Washington State University Vancouver’s campus isn’t typically as busy — or as smelly — as it was on Wednesday, as visitors streamed onto school grounds to see a rare corpse flower in full bloom.
The flower — known locally as Titan VanCoug and botanically as amorphophallus titanum — was on display for visitors on Wednesday only, as it’s expected to bloom for only 24 to 48 hours. School officials said Titan VanCoug began opening its leaves on Tuesday afternoon, prompting them to rush the plant to its display area outside the science and engineering building’s greenhouse.
Titan VanCoug first bloomed in July 2019 after 17 years of anticipation — an event that drew an estimated 20,000 visitors to the campus over two days.
While it blooms, the ultra-rare plant emits a strong, foul odor reminiscent of garbage rotting on a New York City sidewalk on a hot summer day. Though a light breeze helped keep the most pungent aromas at bay, standing close to the plant in certain spots provided visitors with a thorough understanding of where the nickname “corpse flower” came from.
“It’s really cool, but I didn’t think plants could be that stinky,” said Olive DeGiovanni, 11, a neighborhood resident who came with her family to see the flower Wednesday morning. “I thought flowers only smelled good. This smells like a port-a-potty.”
“It’s a bit different waking up to this smell instead of coffee,” added Olive’s mother, Olga.
Bigger, better, smellier
To visitors who came to see the plant’s opening act three years ago, this year’s bloom may be even more impressive. At 69 inches tall, this one dwarfs the 41-inch plant displayed in 2019. The stench, too, is far more noticeable, visitors said.
“This is one of those things you don’t expect you’re ever going to experience,” WSUV Chancellor Mel Netzhammer said. “It’s been just so interesting. I understand the rarity of the moment, but I don’t know what it is about human nature that makes us so captivated by such a strange sight like this.”
The corpse flower’s life began in 2002 as nothing but a small seed in a pot on Steve Sylvester’s desk. He’d received it from a research team at the University of Minnesota after seeking a side project to bring curious minds to campus.

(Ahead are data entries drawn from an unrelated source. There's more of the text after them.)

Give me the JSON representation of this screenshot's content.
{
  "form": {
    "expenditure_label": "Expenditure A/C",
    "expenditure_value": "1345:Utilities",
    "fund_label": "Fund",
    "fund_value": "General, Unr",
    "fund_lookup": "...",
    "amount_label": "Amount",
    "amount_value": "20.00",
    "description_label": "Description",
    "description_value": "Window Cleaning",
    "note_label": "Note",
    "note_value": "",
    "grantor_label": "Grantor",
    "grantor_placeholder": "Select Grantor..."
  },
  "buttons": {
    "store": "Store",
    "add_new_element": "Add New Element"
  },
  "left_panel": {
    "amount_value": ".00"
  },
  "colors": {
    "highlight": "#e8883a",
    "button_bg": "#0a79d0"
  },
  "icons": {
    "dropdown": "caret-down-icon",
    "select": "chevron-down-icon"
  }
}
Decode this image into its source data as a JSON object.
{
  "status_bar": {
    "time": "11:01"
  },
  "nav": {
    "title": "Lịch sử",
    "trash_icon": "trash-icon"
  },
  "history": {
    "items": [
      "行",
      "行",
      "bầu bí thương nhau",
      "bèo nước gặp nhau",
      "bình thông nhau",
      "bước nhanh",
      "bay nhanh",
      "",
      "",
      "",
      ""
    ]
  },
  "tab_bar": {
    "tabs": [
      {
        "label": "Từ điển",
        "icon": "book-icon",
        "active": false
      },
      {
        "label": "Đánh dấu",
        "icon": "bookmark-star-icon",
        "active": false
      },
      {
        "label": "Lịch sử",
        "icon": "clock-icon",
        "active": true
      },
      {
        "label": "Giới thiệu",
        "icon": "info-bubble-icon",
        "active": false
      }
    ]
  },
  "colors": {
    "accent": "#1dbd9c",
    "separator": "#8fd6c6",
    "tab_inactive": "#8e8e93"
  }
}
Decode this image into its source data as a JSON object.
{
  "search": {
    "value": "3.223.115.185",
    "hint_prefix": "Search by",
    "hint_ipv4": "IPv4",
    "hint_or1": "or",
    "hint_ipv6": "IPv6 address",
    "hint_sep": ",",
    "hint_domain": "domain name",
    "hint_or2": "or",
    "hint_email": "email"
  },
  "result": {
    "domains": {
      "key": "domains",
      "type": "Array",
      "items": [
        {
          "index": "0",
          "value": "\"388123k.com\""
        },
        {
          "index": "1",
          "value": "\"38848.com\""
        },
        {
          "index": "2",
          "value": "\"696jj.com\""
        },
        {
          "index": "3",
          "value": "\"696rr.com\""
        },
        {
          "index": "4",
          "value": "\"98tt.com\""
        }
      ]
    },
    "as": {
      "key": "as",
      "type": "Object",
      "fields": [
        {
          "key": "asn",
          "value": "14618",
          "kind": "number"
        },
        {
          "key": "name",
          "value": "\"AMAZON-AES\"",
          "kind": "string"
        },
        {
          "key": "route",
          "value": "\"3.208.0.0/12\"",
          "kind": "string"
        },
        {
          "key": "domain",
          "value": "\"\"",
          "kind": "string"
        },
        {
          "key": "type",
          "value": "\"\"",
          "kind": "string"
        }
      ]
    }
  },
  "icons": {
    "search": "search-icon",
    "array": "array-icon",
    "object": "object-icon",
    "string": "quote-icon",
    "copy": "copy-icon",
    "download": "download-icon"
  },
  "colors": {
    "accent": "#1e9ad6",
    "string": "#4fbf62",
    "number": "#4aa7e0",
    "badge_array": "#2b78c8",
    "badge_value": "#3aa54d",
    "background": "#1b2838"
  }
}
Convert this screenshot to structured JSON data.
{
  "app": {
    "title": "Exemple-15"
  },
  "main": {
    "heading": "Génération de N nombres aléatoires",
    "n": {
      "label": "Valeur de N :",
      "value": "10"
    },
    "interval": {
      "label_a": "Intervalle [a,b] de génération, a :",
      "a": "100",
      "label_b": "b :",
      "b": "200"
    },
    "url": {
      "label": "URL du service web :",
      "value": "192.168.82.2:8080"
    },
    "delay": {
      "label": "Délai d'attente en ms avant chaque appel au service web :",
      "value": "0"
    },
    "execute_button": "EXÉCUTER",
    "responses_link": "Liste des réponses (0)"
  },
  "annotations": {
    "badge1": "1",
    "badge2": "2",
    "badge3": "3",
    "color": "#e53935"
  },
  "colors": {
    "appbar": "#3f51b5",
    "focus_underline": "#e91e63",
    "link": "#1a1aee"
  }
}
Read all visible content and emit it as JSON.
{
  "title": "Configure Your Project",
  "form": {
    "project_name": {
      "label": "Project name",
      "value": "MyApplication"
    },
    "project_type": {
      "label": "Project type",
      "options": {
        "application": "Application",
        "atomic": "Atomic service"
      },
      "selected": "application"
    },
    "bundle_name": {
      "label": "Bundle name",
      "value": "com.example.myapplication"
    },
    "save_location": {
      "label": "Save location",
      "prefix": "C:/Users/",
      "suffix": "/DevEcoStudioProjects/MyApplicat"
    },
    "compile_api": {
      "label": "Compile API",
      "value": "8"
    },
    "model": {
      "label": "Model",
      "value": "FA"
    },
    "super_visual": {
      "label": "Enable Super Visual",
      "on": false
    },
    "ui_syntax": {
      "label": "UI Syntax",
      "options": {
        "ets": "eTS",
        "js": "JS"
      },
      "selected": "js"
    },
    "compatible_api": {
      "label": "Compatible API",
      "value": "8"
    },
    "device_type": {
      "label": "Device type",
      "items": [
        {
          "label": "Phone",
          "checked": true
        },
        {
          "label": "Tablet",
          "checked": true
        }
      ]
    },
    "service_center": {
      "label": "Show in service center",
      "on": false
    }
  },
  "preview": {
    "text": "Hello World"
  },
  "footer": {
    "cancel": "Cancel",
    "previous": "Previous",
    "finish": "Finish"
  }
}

Now a professor emeritus as the university, Sylvester spent the last two decades tending to the plant as it went through its routine of growing a single, tall leaf and dying back. Typically, corpse flowers bloom for the first time about seven to 10 years after being planted. That timeline was right on track until it was accidentally overwatered in 2008 — a minor mistake that caused the plant’s corm to explode and split into four different plants.
Though the event delayed Titan VanCoug’s first bloom another decade, it has now created an opportunity for one of the four corms to bloom as frequently as once every year.
“I could get a bloom every year. It could be as early as next year,” said Sylvester, who spent Wednesday speaking with visitors and media members about the plant’s origins and significance. “In reality, I can’t predict anything about this plant; it does what it wants to do.”
On July 10, Sylvester and corpse flower co-caretaker Dawn Freeman noticed that one of the corms had begun to sprout. They measured it at 2½ inches tall.
Just over a month later, it’s nearly as tall as Sylvester himself.
“It’s nothing but a tremendous transport of nutrients,” Sylvester said, gesturing to the towering plant that’s among the world’s tallest and rarest.
It’s estimated that fewer than 1,000 of the plants are alive throughout the world, with perhaps as many in captivity as there are in the plant’s native homeland of Sumatra.
Passing the torch
On Wednesday morning before crowds showed up, Freeman pollinated the plant with pollen that she and Sylvester had received from partnering universities and conservatories in California and Illinois.
The goal, they said, is to keep pollinating the plants during blooms and harvest the resulting seeds to distribute to other places. Conducting genetic research on the plants will help determine the best ways to approach re-planting them in the wild someday.
Following Sylvester’s retirement in 2020, Freeman — a lab manager at WSUV — was handed the reins as chief caretaker of Titan VanCoug for the foreseeable future.
“When Steve left, there were four big leaves. I just kept watering and watching it until they fell down a few months ago and laid dormant for three months or so,” she said. “I got teased for a while that I had killed it off.”
The next time Titan VanCoug blooms, Sylvester may return as a guest, but it’ll be up to Freeman to lead the presentations.
“I’m really humbled and honored. It’s not hard to take care of, but there’s a lot hanging on it,” she said. “The next bloom, I’ll be on my own. I’m a little nervous.”